Nine's ratings success and improved share price are the main reasons for a pay rise for its CEO Hugh Marks, who took home $2.8 million in 2016/17.
Nine Entertainment has rewarded ratings over revenue, with chief executive Hugh Marks awarded 70 per cent of his cash bonuses despite the broadcaster making a $203 million annual loss.
Mr Marks took home $2.77 million in the year to June 30, including a salary of $1.38 million, cash bonuses of $895,000, and shares worth almost $450,000.
He was paid $1.14 million in the previous financial year, in which he was CEO for eight months.

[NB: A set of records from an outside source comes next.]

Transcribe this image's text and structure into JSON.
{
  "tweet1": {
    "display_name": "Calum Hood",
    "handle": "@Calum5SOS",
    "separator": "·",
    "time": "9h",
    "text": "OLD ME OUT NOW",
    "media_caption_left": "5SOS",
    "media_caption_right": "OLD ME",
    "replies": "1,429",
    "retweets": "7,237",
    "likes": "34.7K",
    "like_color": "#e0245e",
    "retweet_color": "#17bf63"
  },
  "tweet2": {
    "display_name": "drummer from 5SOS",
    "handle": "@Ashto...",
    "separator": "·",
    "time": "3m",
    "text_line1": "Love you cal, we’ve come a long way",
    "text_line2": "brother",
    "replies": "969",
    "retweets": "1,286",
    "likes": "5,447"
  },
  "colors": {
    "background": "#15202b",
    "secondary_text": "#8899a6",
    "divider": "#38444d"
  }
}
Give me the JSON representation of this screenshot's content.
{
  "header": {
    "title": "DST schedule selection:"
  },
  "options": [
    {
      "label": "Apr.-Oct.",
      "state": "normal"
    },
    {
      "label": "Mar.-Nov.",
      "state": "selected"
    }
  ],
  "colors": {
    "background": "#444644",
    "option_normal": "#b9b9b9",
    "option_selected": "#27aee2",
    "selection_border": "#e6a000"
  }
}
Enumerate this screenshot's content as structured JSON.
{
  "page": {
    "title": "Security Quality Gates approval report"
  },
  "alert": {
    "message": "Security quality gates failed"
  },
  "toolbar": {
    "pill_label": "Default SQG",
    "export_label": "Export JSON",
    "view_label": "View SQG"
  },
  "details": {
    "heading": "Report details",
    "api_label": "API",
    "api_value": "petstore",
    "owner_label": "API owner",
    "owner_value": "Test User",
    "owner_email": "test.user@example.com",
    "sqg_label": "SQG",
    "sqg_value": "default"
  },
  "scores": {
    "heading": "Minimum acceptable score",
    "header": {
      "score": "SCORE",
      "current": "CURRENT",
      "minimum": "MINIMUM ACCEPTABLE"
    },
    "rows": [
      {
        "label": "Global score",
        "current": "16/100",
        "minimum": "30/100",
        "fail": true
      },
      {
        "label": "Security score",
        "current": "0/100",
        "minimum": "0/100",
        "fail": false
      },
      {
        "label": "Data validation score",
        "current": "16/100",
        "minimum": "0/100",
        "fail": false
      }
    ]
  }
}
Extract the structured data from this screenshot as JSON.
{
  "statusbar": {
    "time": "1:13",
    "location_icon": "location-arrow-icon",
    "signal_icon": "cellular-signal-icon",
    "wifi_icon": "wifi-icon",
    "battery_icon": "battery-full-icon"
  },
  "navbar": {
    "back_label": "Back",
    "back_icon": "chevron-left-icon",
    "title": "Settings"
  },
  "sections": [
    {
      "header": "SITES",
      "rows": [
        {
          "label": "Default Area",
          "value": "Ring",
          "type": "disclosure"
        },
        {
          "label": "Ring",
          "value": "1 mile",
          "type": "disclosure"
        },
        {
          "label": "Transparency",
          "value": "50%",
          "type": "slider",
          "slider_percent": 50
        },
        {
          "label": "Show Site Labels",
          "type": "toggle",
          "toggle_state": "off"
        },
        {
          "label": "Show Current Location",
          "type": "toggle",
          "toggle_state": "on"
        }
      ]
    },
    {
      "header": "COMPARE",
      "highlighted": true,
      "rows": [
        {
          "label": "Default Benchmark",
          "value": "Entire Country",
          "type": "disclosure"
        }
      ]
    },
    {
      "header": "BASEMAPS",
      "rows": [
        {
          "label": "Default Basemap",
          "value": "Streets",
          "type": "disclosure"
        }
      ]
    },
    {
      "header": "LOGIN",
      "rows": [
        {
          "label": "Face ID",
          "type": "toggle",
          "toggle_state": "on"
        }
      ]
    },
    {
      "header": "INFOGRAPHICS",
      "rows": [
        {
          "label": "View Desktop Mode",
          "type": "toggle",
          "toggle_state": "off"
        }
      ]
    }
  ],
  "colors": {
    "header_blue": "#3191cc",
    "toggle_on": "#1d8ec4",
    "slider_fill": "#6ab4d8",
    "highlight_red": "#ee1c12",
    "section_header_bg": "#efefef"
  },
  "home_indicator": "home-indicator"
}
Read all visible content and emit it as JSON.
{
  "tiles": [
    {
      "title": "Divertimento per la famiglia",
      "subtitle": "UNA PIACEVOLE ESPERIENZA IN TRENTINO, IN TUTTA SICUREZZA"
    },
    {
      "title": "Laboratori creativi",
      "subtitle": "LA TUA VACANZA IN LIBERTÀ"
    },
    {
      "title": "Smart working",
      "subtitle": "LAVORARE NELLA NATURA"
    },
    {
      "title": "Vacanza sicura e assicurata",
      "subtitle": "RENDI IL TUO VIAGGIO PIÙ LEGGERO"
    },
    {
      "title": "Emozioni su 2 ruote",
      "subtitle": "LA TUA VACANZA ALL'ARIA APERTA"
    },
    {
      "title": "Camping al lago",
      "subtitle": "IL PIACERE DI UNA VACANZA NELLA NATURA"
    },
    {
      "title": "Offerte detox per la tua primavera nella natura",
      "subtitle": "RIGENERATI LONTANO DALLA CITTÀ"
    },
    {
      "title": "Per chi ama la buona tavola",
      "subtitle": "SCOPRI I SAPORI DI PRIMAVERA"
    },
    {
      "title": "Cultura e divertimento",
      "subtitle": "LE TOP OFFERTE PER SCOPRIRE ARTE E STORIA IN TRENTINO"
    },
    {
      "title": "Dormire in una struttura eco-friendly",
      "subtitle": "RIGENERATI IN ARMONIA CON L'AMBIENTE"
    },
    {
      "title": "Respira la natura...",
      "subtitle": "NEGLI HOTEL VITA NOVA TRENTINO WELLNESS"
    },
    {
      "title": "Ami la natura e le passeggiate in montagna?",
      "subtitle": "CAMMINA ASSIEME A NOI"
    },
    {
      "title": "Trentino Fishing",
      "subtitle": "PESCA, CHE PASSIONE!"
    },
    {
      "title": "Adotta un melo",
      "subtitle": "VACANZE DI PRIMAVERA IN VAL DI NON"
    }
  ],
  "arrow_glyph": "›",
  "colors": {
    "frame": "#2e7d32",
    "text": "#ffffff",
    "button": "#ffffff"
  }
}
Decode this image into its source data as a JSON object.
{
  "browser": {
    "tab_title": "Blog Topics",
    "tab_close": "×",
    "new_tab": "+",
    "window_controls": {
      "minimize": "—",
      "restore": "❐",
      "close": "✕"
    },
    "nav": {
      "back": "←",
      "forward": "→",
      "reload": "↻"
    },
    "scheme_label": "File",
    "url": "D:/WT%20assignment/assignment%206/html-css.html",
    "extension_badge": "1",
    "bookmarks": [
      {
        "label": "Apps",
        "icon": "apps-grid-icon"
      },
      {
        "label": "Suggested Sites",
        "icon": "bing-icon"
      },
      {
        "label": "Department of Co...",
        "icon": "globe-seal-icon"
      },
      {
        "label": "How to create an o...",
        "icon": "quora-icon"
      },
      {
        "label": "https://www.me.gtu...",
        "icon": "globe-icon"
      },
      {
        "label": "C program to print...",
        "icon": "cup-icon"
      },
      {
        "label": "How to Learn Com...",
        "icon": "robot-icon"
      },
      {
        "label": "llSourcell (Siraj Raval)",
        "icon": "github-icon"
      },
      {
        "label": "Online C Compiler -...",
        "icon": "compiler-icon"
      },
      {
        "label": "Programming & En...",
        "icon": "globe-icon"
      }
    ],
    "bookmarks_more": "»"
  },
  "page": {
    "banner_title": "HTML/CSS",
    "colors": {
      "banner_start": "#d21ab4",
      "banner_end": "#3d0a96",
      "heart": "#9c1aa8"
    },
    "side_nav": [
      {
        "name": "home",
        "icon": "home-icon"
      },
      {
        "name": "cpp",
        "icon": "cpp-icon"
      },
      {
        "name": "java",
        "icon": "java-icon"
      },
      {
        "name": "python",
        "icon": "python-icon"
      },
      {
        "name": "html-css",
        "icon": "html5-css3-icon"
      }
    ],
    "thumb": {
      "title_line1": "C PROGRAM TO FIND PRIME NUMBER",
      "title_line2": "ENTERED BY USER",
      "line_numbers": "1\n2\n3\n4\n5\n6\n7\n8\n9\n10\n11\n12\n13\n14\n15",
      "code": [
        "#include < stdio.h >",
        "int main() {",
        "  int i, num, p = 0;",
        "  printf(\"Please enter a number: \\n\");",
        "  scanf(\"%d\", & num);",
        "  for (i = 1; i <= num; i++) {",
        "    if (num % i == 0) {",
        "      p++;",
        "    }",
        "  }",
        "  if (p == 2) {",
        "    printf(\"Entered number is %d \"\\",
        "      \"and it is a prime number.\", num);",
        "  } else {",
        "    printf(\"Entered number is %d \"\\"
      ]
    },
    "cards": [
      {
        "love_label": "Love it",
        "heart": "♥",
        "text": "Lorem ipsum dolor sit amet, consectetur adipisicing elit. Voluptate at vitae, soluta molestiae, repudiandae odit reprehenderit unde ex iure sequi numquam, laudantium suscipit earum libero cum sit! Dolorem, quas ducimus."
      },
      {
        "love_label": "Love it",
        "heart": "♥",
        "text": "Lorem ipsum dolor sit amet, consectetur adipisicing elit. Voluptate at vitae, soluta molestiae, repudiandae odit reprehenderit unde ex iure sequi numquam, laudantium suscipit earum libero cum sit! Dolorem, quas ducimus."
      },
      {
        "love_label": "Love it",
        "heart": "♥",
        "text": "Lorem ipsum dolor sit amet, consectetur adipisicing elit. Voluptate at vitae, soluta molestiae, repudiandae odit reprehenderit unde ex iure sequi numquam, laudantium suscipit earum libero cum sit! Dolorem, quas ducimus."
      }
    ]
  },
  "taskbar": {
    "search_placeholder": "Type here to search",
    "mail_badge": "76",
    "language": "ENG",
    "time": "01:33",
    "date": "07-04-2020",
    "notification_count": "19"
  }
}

Nine's revenue dropped three per cent in 2016/17, and writedowns on assets including its TV network contributed to its loss for the year, while earnings rose two per cent.
Media analyst and Fusion Strategy managing director Steve Allen said Nine's executive team had their bonuses aligned with the company's market share, ratings and share price performance.
Nine shares rose 31 per cent in the 2016/17 financial year.
"In a shrinking media market, ratings and revenue share would feature strongly - and in those (Mr Marks) is delivering," Mr Allen said.
Bonuses for Mr Marks were also related to his performance in improving supplementary revenue streams and content production.
Nine's leadership in the key 25-54 age demographic has been enhanced by the success of productions like True Story with Hamish and Andy, and helped build its 9Now catch up service, which boasts 4.3 million registered users.
Subscribers for Nine's on demand joint-venture, Stan, have also grown by 50 per cent.
Despite Nine's market leading position, Mr Allen suggested its robust remuneration packages would eventually attract investor scrutiny.
"Nine's board and executives seem to be doing a good deal better than shareholders and sooner or later they will be held to account," Mr Allen said.